→ **EXERCISE DETAILS**
Please copy every record exactly as it is written.

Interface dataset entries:
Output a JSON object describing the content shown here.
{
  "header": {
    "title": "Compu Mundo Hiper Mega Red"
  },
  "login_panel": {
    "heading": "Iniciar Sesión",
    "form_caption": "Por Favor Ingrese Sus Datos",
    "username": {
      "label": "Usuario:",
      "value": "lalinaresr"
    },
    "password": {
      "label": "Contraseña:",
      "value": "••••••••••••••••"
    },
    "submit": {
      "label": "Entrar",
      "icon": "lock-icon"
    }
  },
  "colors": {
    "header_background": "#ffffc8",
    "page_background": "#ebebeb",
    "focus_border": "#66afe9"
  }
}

→ **ANSWER SECTION**
Output a JSON object describing the content shown here.
{
  "header": {
    "title": "Compu Mundo Hiper Mega Red"
  },
  "login_panel": {
    "heading": "Iniciar Sesión",
    "form_caption": "Por Favor Ingrese Sus Datos",
    "username": {
      "label": "Usuario:",
      "value": "lalinaresr"
    },
    "password": {
      "label": "Contraseña:",
      "value": "••••••••••••••••"
    },
    "submit": {
      "label": "Entrar",
      "icon": "lock-icon"
    }
  },
  "colors": {
    "header_background": "#ffffc8",
    "page_background": "#ebebeb",
    "focus_border": "#66afe9"
  }
}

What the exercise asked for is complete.